To most people who originate from conservative Asian societies, it’s hard to just talk about sex without embarrassing anyone. Writer Giselle Au-Nhien Nguyen spoke with Trinh Le about her own story of overcoming this fear and why it’s important to open up about it.
Born in Sydney to Vietnamese refugee parents, not many suspected that Giselle Au-Nhien Nguyen would become a freelance columnist covering sex, feminism, pop culture, race and relationships.
“For a long time I was just going along with what [my parents] said about sex, like ‘No sex before marriage’,” Nguyen said. “But as I got older, I was getting more interested in feminism and meeting other people. I guess it’s different for me because I’m living in a society that is not too conservative.”
I looked at the short-haired, twenty-something lady in front of me. We were sitting in a bustling café in the heart of Melbourne. Nguyen wore a light purple heart print sweater. She ordered scented tea.
“The first time I wrote about sex was when I had this pain problem with sex. I think it’s just because I felt guilty about having sex because of how I was brought up,” explained the feminist writer. “I was really nervous – it really hurt – and it didn’t stop hurting for, like, five years.”
Her first op-ed for Rookie, Closed for Business: How I learned to deal with vaginismus, proved to be popular among online readers. Many other girls soon approached Nguyen with questions about vaginismus yet had never heard of the term before – understandable given how little it is discussed in the media.
It took great courage for Nguyen to actually discuss sex publicly as her father was a prominent figure within the Vietnamese community in Australia, and she was concerned about how her writing would reflect upon her family.
However, Nguyen had a very different perspective on sex. “The thing is people are just going to do it anyway, right?” she said. “Even if the culture is conservative, people are still going to [have sex]. If they’re not getting the education, that’s how people get teen pregnancy, STIs, and so on.”
She continued, explaining how her own education at a religious school didn’t lead to a good experience.
“Their sex education is not really an education – they’re like, ‘Do not have sex. And if you do, you’ll probably get AIDS and die.’ It’s not useful […] It’s better to be like, here, you should use protection.”
I took a sip of my latte and dwelled on Nguyen’s stories. Coming from Vietnam, her experiences were new to me. Sex was taboo in my country, even though adults did enjoy telling dirty jokes over beers.
International students coming to Australia may face similar problems like Nguyen and for some, casual conversations about sex will feel awkward, even among friends of their age. Talking about it with their parents is already a big no-no and it would never occur to them that professional help for sexual health, gender, or relationship counselling, could be sought.
Inevitably, the internet would become the international student’s best resource to learn about all of this but in the age of social media, Nguyen emphasises the importance of fact-checking.
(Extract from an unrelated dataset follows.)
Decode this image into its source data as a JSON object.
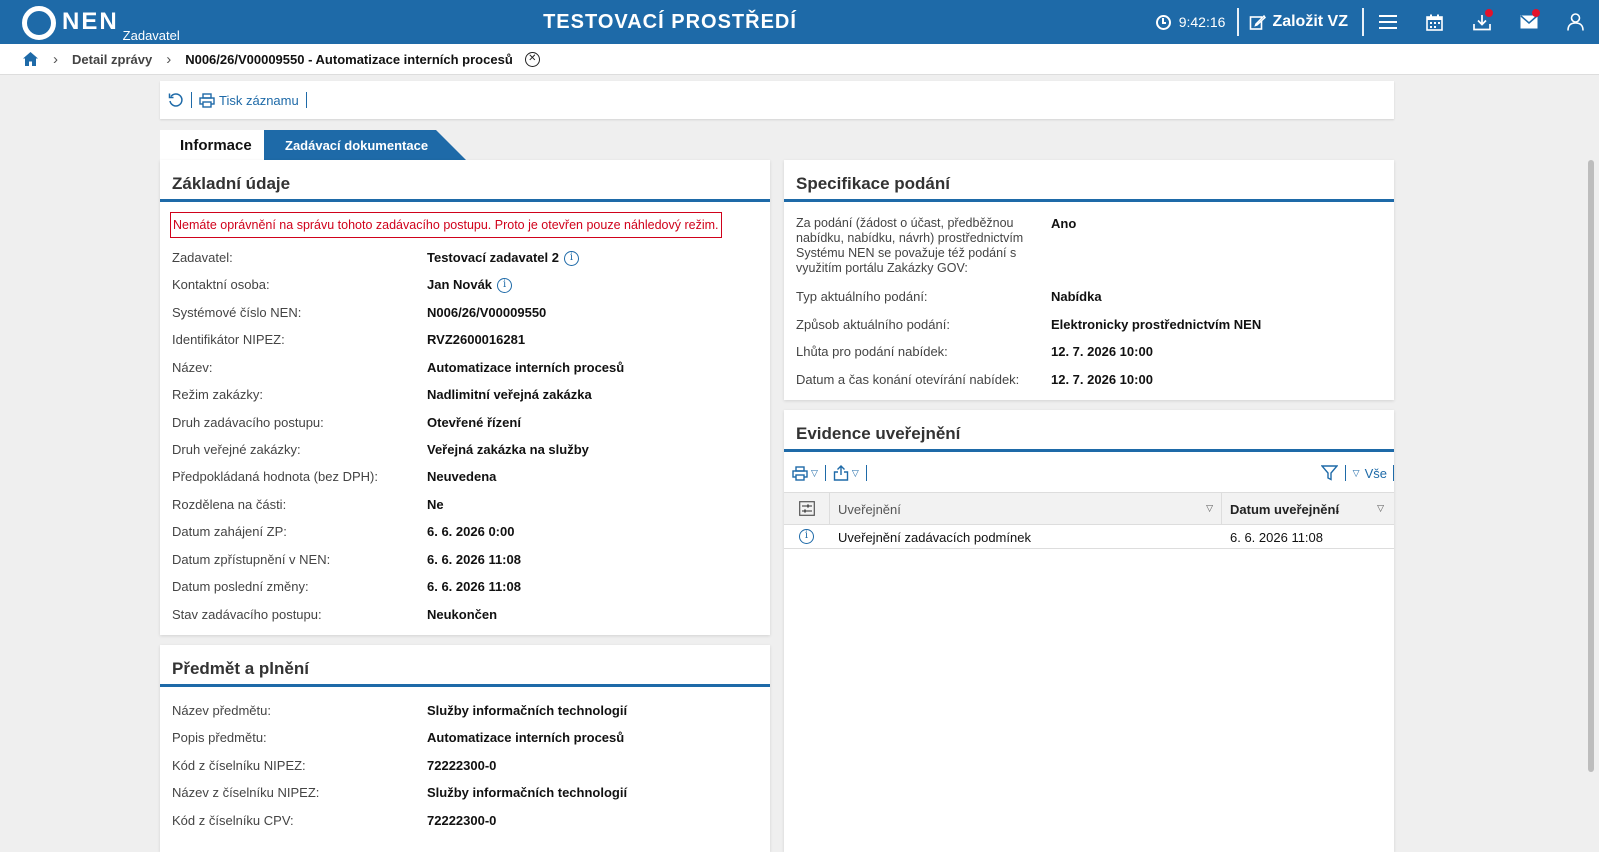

“My advice is to always cross-check with legit sources, such as government resources. You can tell if a source is legit or not with some logic.”
Nguyen was also concerned with the rise of seduction communities, in which “pick-up artists” share with other men tricks on how seduce and achieve sexual success over women, usually by lowering their self-esteem and regarding them as “possession”.
“Men always feel that they’re entitled to sex,” said Nguyen. “The way sex is portrayed in the media, it’s always for men’s pleasure, while women are secondary to that. Many women don’t know that they have a right to enjoy sex. They don’t know that sex is about their pleasure as well.”
“Do you think it is a cultural construct, or is it a universal phenomenon,” I asked. “And how should we deal with it?”
“People usually hide behind culture as an excuse for their bad behaviours. Of course we should respect cultural differences, but I don’t think the concept of women as equal to men is too radical,” answered Nguyen. “I don’t know what’s happening in Asia right now, but in the Western context, there’s a cultural shift. More and more women are talking openly about sex now.”
“Well, in Asia, if you openly express your sexual identity, you might be disowned by your family or rejected by your society,” I commented.
“In an ideal world, people can just be open about who they are without the fear of being rejected. But we don’t live in that ideal world,” said the writer.
“The reason I write about sex is because I want to change the perspectives of as many people as possible, but I understand that we have cultural differences, and I am lucky that my parents are very supportive, even though they don’t necessarily agree with everything I say.”